Voice therapy is directed by a speech-language pathologist, preferably one who is specialized in the area of voice. The goal of any voice therapy program is to achieve a person’s optimal vocal quality. Many speech-language pathologists who specialize in the area of voice will tell their patients to strive for “the best voice with the least amount of effort.”
Treatment for the voice is typically not long term. It can be a brief as 1 to 2 sessions or could take 10 to 12 sessions. This is dependent on a person’s response to treatment and the type of voice disorder.
Voice problems that respond to direct therapy can include muscle tension disorders, vocal cord dysfunction, vocal cord nodules and other benign lesions, bowed vocal cords, spasmodic dysphonia, reduced singing ability, and general voice misuse.
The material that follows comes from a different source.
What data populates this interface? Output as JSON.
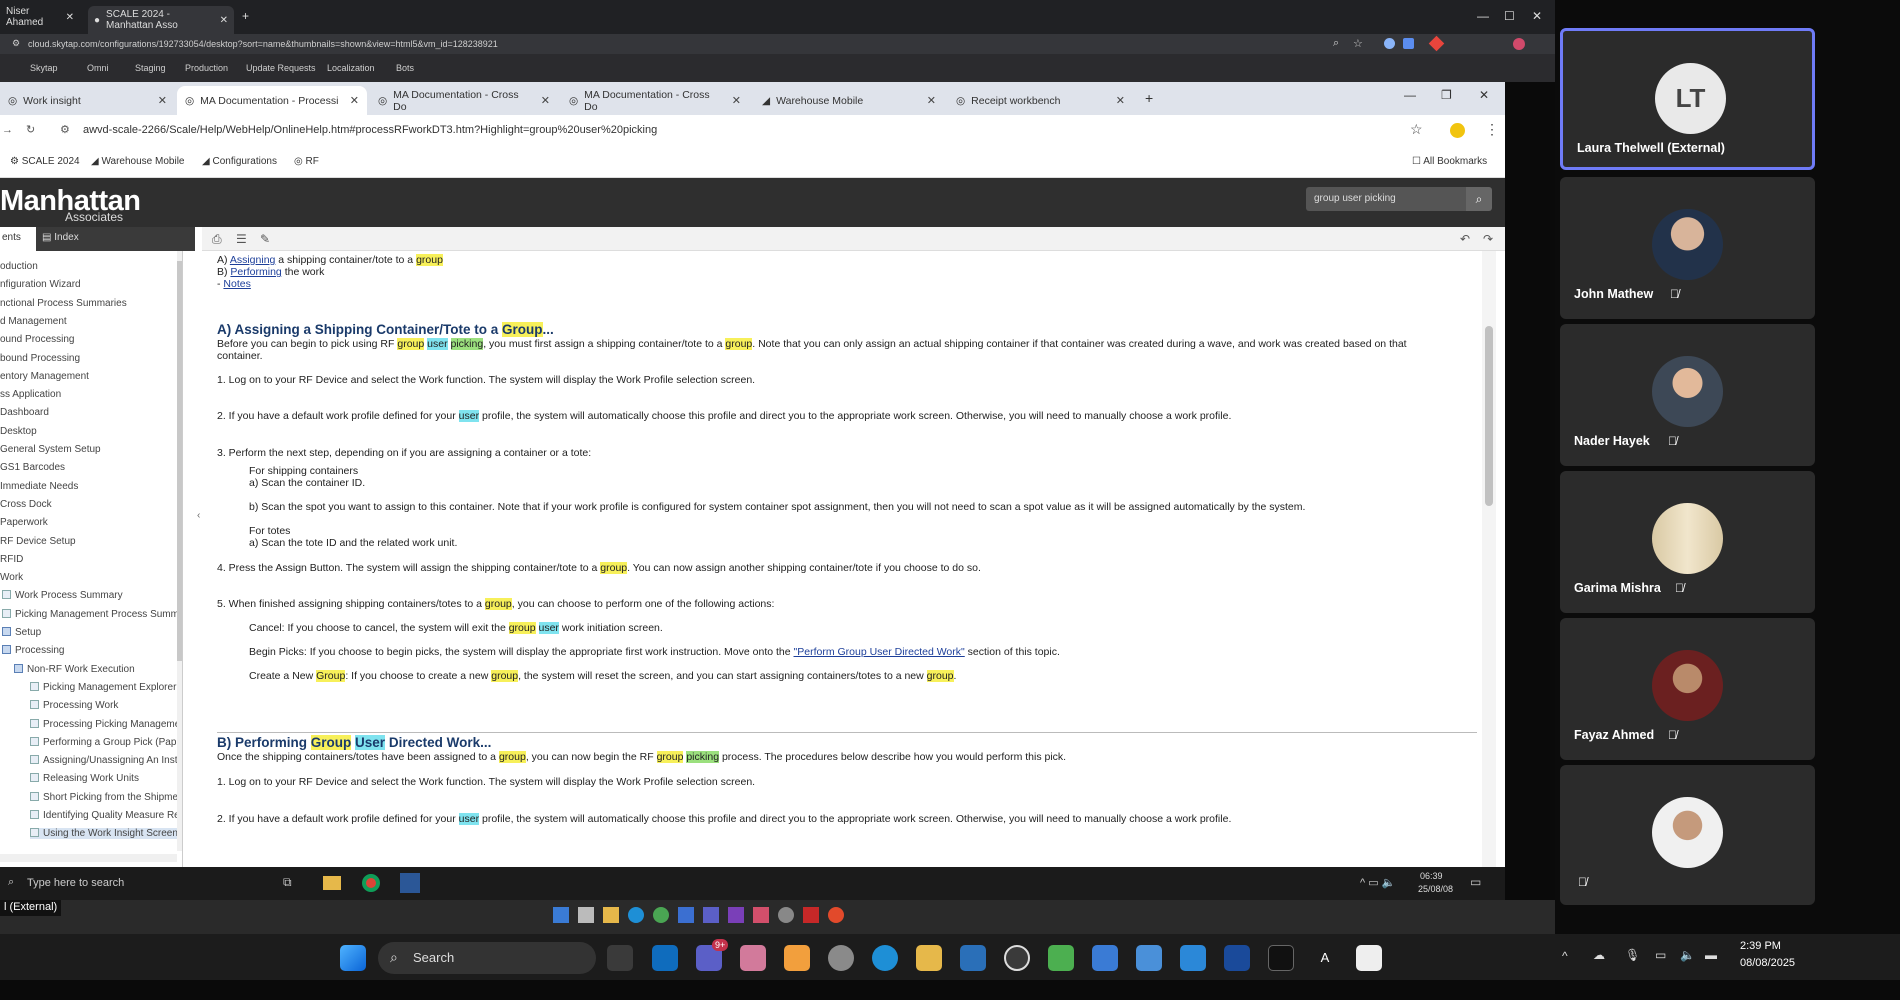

The speech pathologist will perform a thorough evaluation that includes a patient interview, perceptual voice evaluation, acoustic analysis, and diagnostic therapy when appropriate. A diagnosis can be made with regards to severity of the voice problem. An otolaryngologist (ear, nose, throat physician) will provide a diagnosis regarding any structural abnormalities (that is, vocal nodules). A team approach with the physician and speech pathologist will usually include a videostroboscopic evaluation (for more detailed information, refer to our Voice Lab).